Could you copy every record below exactly, leaving out the pictures?

--- DATA PROVIDED ---

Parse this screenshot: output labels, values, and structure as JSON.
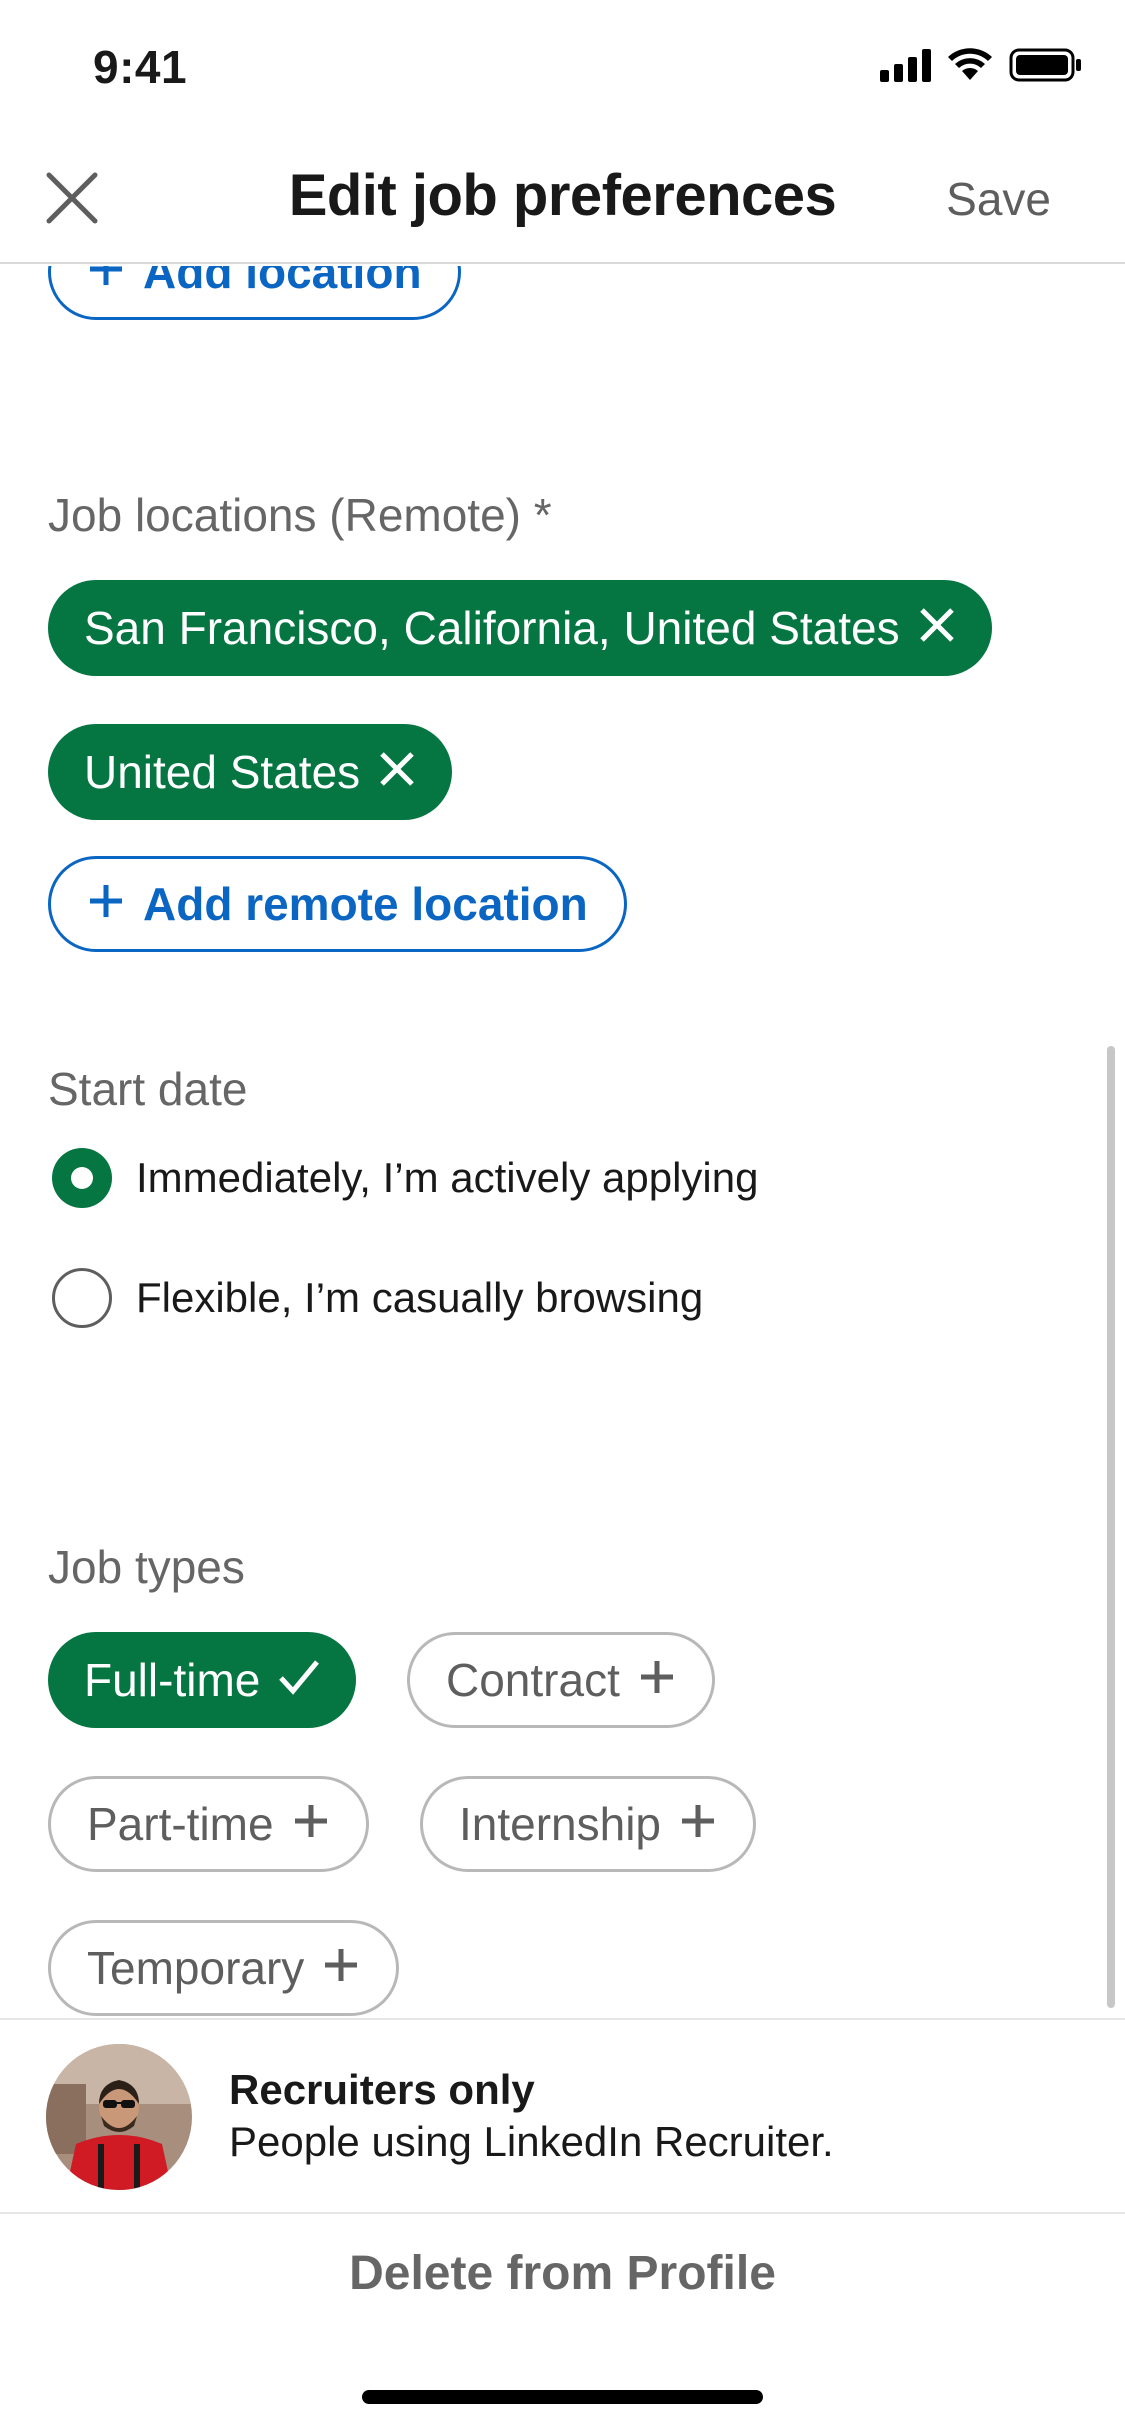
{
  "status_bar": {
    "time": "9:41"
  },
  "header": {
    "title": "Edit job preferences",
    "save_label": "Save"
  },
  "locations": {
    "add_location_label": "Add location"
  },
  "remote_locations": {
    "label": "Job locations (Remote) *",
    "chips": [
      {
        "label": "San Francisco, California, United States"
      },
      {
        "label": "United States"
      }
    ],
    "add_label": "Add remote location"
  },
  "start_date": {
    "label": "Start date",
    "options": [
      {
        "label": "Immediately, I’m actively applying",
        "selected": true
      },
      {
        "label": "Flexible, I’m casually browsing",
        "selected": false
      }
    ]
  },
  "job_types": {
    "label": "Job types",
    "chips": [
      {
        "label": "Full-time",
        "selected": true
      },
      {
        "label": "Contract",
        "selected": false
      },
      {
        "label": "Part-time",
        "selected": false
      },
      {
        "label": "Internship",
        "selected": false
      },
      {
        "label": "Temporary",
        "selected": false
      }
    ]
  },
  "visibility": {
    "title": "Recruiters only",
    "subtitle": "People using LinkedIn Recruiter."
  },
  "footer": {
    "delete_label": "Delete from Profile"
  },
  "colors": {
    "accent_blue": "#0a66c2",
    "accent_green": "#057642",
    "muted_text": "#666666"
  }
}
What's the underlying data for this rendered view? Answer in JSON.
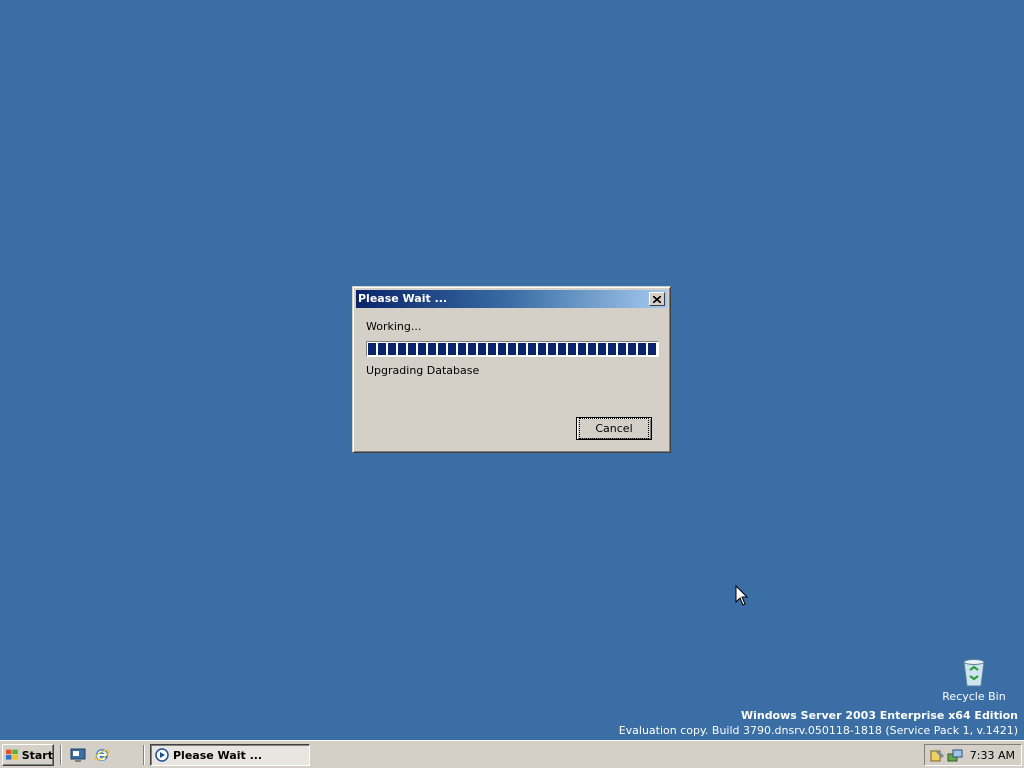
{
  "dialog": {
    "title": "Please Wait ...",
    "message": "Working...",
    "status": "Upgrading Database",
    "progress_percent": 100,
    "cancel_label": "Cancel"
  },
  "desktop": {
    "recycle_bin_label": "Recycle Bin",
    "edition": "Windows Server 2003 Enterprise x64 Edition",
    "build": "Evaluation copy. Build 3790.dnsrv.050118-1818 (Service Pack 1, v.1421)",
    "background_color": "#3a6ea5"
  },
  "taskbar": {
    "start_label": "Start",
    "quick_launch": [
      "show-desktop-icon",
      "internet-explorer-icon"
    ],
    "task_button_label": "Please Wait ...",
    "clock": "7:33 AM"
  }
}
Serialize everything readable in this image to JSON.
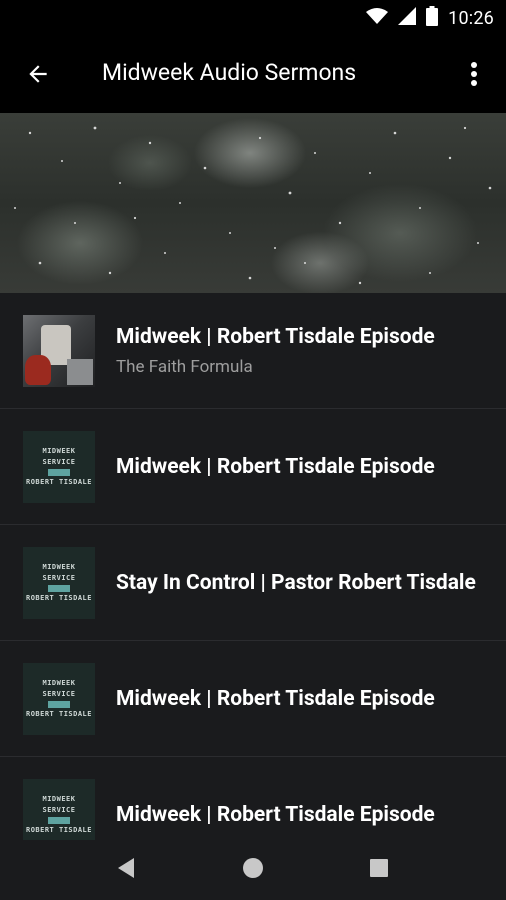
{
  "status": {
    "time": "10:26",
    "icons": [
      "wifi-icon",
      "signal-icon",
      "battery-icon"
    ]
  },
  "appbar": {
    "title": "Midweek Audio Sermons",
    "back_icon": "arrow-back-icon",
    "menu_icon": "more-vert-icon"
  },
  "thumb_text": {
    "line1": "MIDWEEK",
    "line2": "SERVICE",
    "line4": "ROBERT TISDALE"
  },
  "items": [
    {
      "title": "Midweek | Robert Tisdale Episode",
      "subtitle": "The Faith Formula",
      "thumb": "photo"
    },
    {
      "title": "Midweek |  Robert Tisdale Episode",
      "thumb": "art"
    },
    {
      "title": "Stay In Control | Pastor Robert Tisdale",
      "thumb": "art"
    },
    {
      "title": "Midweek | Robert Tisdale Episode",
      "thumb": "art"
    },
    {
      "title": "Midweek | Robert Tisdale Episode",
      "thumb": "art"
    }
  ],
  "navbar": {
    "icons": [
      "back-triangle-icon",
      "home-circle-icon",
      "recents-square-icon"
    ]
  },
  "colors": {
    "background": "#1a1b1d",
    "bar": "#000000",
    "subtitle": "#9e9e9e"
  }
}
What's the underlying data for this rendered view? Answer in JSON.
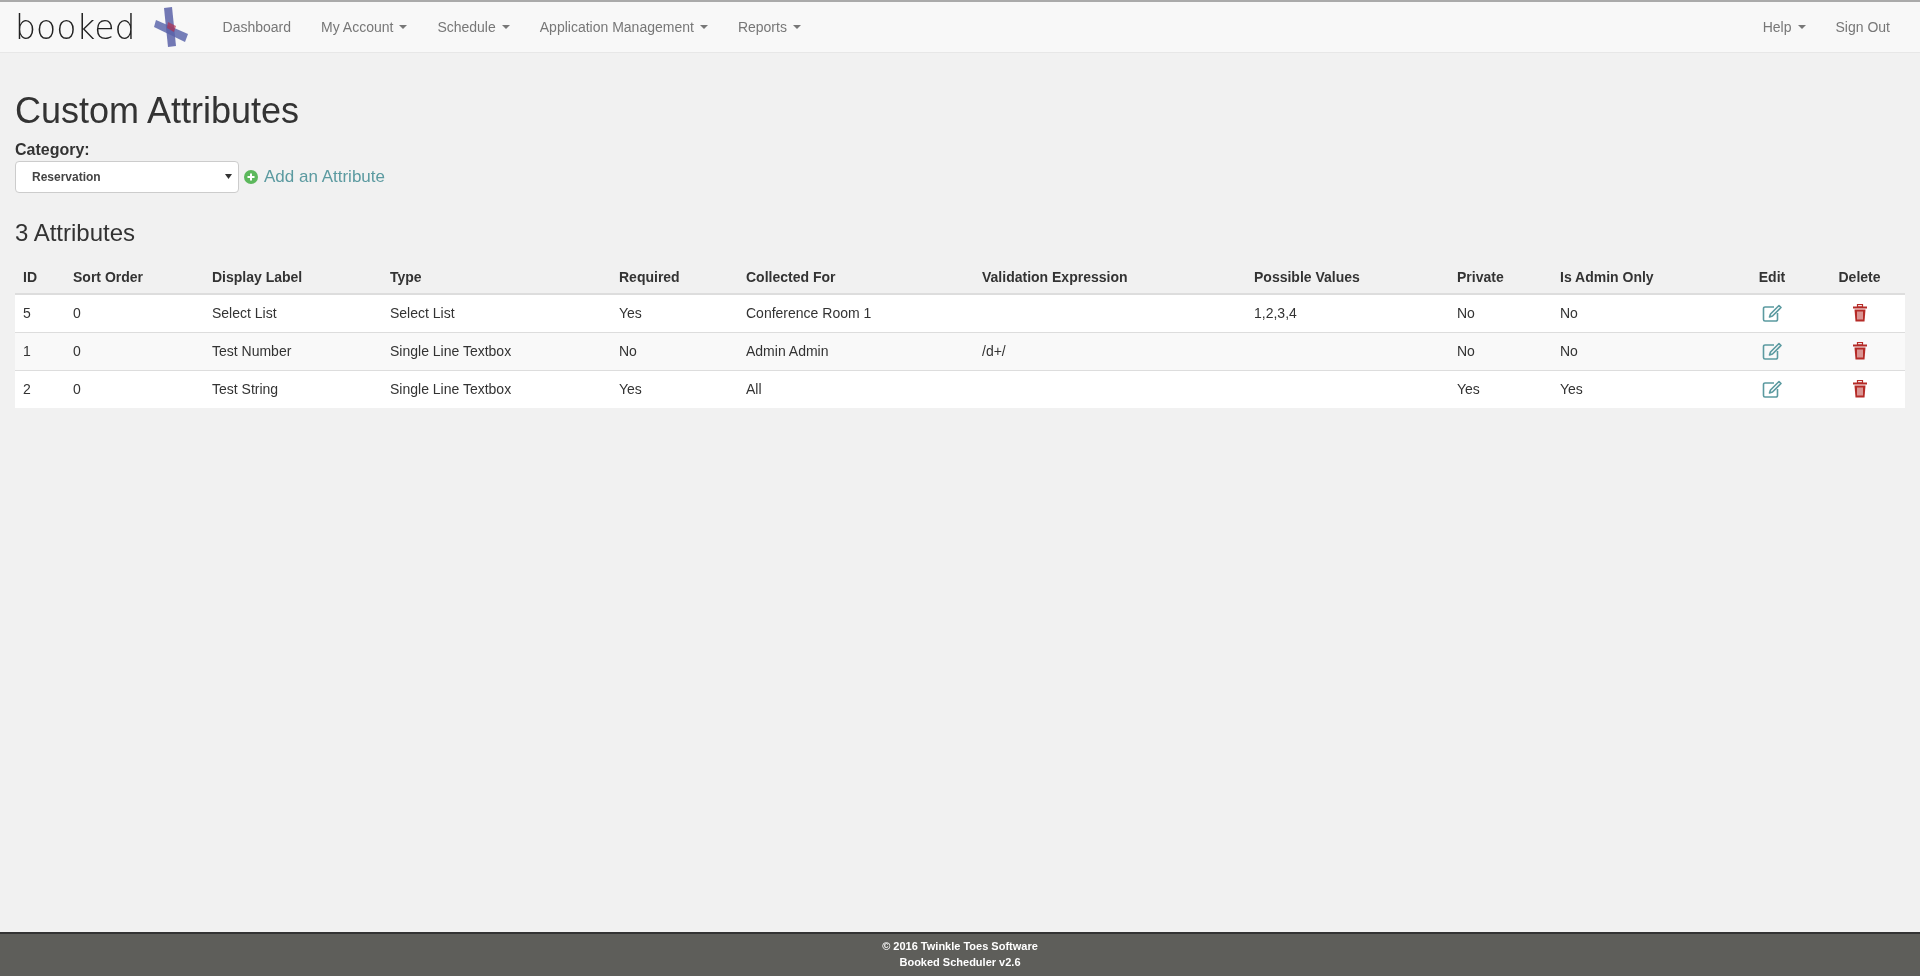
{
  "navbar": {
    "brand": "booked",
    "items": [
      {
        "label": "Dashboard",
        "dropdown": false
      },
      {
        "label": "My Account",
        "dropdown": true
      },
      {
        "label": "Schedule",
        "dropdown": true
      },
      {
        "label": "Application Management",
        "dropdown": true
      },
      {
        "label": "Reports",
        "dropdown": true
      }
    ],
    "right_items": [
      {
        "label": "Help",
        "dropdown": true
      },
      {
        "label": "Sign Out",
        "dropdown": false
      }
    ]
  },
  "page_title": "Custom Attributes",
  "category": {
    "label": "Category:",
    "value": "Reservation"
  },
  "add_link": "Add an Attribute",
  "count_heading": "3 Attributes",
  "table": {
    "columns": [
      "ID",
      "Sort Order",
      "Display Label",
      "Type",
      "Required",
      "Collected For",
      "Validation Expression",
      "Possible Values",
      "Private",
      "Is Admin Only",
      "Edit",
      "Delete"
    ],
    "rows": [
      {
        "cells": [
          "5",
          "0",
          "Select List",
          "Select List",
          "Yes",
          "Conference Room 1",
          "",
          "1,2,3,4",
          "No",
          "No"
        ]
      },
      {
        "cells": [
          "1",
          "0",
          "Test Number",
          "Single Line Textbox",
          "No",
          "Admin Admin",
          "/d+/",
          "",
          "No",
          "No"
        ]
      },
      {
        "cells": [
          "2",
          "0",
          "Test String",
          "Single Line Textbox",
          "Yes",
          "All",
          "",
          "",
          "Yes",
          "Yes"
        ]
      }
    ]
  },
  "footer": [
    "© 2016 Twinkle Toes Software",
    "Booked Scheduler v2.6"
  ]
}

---

PROBLEM SOLUTION:
Parse this screenshot: output labels, values, and structure as JSON.
{
  "status_bar": {
    "time": "9:41"
  },
  "header": {
    "title": "Edit job preferences",
    "save_label": "Save"
  },
  "locations": {
    "add_location_label": "Add location"
  },
  "remote_locations": {
    "label": "Job locations (Remote) *",
    "chips": [
      {
        "label": "San Francisco, California, United States"
      },
      {
        "label": "United States"
      }
    ],
    "add_label": "Add remote location"
  },
  "start_date": {
    "label": "Start date",
    "options": [
      {
        "label": "Immediately, I’m actively applying",
        "selected": true
      },
      {
        "label": "Flexible, I’m casually browsing",
        "selected": false
      }
    ]
  },
  "job_types": {
    "label": "Job types",
    "chips": [
      {
        "label": "Full-time",
        "selected": true
      },
      {
        "label": "Contract",
        "selected": false
      },
      {
        "label": "Part-time",
        "selected": false
      },
      {
        "label": "Internship",
        "selected": false
      },
      {
        "label": "Temporary",
        "selected": false
      }
    ]
  },
  "visibility": {
    "title": "Recruiters only",
    "subtitle": "People using LinkedIn Recruiter."
  },
  "footer": {
    "delete_label": "Delete from Profile"
  },
  "colors": {
    "accent_blue": "#0a66c2",
    "accent_green": "#057642",
    "muted_text": "#666666"
  }
}
What's the underlying data for this rendered view? Answer in JSON.
{
  "dialog": {
    "title": "Please Wait ...",
    "message": "Working...",
    "status": "Upgrading Database",
    "progress_percent": 100,
    "cancel_label": "Cancel"
  },
  "desktop": {
    "recycle_bin_label": "Recycle Bin",
    "edition": "Windows Server 2003 Enterprise x64 Edition",
    "build": "Evaluation copy. Build 3790.dnsrv.050118-1818 (Service Pack 1, v.1421)",
    "background_color": "#3a6ea5"
  },
  "taskbar": {
    "start_label": "Start",
    "quick_launch": [
      "show-desktop-icon",
      "internet-explorer-icon"
    ],
    "task_button_label": "Please Wait ...",
    "clock": "7:33 AM"
  }
}
Serialize everything readable in this image to JSON.
{
  "status": {
    "time": "10:26",
    "icons": [
      "wifi-icon",
      "signal-icon",
      "battery-icon"
    ]
  },
  "appbar": {
    "title": "Midweek Audio Sermons",
    "back_icon": "arrow-back-icon",
    "menu_icon": "more-vert-icon"
  },
  "thumb_text": {
    "line1": "MIDWEEK",
    "line2": "SERVICE",
    "line4": "ROBERT TISDALE"
  },
  "items": [
    {
      "title": "Midweek | Robert Tisdale Episode",
      "subtitle": "The Faith Formula",
      "thumb": "photo"
    },
    {
      "title": "Midweek |  Robert Tisdale Episode",
      "thumb": "art"
    },
    {
      "title": "Stay In Control | Pastor Robert Tisdale",
      "thumb": "art"
    },
    {
      "title": "Midweek | Robert Tisdale Episode",
      "thumb": "art"
    },
    {
      "title": "Midweek | Robert Tisdale Episode",
      "thumb": "art"
    }
  ],
  "navbar": {
    "icons": [
      "back-triangle-icon",
      "home-circle-icon",
      "recents-square-icon"
    ]
  },
  "colors": {
    "background": "#1a1b1d",
    "bar": "#000000",
    "subtitle": "#9e9e9e"
  }
}
What's the underlying data for this rendered view? Answer in JSON.
{
  "navbar": {
    "brand": "booked",
    "items": [
      {
        "label": "Dashboard",
        "dropdown": false
      },
      {
        "label": "My Account",
        "dropdown": true
      },
      {
        "label": "Schedule",
        "dropdown": true
      },
      {
        "label": "Application Management",
        "dropdown": true
      },
      {
        "label": "Reports",
        "dropdown": true
      }
    ],
    "right_items": [
      {
        "label": "Help",
        "dropdown": true
      },
      {
        "label": "Sign Out",
        "dropdown": false
      }
    ]
  },
  "page_title": "Custom Attributes",
  "category": {
    "label": "Category:",
    "value": "Reservation"
  },
  "add_link": "Add an Attribute",
  "count_heading": "3 Attributes",
  "table": {
    "columns": [
      "ID",
      "Sort Order",
      "Display Label",
      "Type",
      "Required",
      "Collected For",
      "Validation Expression",
      "Possible Values",
      "Private",
      "Is Admin Only",
      "Edit",
      "Delete"
    ],
    "rows": [
      {
        "cells": [
          "5",
          "0",
          "Select List",
          "Select List",
          "Yes",
          "Conference Room 1",
          "",
          "1,2,3,4",
          "No",
          "No"
        ]
      },
      {
        "cells": [
          "1",
          "0",
          "Test Number",
          "Single Line Textbox",
          "No",
          "Admin Admin",
          "/d+/",
          "",
          "No",
          "No"
        ]
      },
      {
        "cells": [
          "2",
          "0",
          "Test String",
          "Single Line Textbox",
          "Yes",
          "All",
          "",
          "",
          "Yes",
          "Yes"
        ]
      }
    ]
  },
  "footer": [
    "© 2016 Twinkle Toes Software",
    "Booked Scheduler v2.6"
  ]
}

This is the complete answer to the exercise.